Problem requirements -> Work through the data below and give the number of lines holding the word "JSON", without any other text.

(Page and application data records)
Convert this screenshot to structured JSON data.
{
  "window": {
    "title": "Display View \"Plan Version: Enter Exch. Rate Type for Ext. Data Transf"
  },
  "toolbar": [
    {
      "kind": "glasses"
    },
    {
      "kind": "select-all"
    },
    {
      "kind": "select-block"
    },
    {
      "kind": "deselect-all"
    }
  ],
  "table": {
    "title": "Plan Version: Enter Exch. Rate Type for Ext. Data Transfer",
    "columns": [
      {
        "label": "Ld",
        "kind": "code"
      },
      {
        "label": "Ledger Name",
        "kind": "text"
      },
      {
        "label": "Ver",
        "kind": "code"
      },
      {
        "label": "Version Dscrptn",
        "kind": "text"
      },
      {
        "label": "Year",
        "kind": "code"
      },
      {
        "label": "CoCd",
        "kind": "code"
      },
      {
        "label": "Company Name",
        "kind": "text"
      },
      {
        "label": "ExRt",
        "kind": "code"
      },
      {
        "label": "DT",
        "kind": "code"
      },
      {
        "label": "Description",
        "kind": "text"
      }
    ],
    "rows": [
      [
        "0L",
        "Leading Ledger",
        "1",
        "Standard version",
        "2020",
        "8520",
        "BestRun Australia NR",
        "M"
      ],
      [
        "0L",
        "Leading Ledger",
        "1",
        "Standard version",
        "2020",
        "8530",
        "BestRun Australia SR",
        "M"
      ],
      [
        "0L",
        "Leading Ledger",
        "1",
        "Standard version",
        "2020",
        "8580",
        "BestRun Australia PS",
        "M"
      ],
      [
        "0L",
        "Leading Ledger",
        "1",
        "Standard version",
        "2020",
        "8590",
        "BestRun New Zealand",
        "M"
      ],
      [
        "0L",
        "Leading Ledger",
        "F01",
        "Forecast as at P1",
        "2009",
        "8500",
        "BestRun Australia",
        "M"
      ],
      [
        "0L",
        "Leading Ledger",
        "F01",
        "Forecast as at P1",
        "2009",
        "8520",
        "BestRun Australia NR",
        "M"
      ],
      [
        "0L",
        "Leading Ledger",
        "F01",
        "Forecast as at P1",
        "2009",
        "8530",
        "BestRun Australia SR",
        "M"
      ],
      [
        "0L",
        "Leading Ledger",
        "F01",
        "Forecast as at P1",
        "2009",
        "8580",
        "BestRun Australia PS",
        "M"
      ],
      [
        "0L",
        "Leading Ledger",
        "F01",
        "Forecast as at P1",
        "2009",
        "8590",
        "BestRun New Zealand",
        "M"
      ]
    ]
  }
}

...

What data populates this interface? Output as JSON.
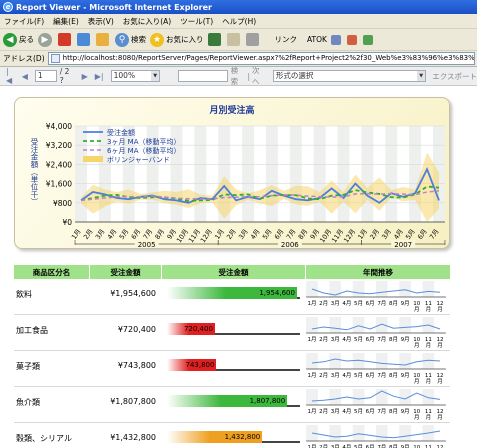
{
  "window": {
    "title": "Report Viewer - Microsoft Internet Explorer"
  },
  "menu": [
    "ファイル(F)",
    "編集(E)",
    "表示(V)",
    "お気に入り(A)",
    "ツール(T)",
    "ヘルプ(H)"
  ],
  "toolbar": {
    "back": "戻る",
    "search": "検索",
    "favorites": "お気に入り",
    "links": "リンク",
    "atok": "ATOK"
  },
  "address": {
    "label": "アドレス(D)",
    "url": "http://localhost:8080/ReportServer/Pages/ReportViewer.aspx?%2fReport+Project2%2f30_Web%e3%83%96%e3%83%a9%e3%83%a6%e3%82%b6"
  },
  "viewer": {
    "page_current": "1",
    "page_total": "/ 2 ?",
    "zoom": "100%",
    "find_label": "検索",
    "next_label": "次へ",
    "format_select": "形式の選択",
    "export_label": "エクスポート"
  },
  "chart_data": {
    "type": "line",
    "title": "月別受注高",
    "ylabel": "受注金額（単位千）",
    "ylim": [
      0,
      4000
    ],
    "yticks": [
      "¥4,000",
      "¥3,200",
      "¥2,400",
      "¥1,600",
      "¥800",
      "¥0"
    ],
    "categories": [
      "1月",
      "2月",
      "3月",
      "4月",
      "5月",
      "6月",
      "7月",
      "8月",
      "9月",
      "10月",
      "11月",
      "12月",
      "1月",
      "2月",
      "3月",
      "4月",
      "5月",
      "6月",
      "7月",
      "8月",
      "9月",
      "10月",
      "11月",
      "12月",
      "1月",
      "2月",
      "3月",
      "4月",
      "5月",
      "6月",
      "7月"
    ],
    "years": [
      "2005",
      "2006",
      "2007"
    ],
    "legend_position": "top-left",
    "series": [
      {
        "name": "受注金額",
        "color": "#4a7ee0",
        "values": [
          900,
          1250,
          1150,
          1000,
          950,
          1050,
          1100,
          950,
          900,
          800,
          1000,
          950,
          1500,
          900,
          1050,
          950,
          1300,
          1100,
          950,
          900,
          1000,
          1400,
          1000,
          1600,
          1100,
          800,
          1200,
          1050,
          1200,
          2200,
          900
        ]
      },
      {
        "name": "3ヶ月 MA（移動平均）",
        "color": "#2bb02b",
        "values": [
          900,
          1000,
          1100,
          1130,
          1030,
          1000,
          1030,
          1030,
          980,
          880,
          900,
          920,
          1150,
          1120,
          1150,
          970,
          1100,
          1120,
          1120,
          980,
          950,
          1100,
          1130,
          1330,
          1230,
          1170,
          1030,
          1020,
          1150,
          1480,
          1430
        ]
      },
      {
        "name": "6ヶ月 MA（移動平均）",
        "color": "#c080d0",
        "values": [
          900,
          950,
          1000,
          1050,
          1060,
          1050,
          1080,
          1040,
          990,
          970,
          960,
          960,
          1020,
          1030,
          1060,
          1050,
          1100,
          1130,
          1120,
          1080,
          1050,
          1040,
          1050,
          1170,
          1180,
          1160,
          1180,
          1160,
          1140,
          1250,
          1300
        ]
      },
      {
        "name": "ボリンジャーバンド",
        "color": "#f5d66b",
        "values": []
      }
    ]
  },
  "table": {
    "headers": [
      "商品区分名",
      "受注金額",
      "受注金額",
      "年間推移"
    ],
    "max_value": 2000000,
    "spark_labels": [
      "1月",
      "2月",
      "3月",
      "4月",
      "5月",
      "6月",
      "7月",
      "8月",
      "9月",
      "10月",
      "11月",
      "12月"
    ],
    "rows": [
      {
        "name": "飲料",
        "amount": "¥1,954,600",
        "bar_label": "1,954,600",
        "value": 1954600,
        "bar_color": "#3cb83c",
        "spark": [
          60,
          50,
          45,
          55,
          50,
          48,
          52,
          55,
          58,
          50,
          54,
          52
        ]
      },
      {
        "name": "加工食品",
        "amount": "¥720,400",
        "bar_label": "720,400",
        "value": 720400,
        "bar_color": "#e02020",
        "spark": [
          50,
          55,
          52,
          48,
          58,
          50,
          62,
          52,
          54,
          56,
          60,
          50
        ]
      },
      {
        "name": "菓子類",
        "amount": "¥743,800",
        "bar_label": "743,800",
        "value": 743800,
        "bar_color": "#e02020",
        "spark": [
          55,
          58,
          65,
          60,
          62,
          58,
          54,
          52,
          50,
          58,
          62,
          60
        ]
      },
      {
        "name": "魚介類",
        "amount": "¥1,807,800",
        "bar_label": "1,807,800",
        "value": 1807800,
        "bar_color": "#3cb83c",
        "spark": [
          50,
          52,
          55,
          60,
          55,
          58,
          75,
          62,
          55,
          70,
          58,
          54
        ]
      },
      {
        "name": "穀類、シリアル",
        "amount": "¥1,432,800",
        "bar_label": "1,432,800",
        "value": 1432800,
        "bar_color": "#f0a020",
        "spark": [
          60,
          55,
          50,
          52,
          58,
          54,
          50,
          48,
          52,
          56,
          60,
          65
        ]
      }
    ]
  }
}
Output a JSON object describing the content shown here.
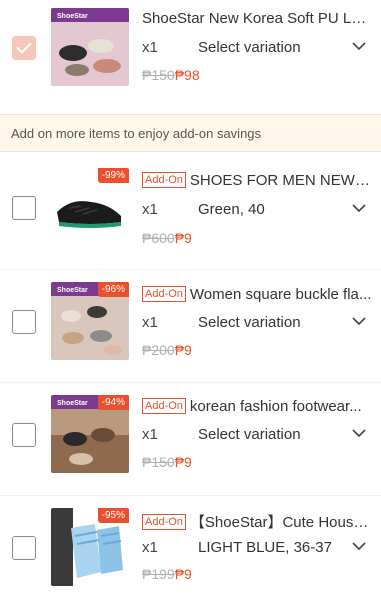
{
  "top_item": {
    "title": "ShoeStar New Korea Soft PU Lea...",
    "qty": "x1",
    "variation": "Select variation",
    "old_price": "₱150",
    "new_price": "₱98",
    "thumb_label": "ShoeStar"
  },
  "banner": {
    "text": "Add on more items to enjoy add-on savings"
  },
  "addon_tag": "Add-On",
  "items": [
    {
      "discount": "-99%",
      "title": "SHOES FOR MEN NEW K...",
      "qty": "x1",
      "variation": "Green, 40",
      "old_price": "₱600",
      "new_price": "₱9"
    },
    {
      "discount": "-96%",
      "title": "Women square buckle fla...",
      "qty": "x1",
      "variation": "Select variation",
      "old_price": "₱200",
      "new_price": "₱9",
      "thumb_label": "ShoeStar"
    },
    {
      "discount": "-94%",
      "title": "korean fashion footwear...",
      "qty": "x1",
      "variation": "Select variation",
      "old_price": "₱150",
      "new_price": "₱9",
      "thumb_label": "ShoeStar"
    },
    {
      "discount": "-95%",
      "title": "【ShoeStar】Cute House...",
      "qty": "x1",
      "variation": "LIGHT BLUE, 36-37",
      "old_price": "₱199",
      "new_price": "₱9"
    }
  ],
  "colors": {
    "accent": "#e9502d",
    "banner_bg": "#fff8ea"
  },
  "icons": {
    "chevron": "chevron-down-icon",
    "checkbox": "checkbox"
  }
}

Answer space -> 3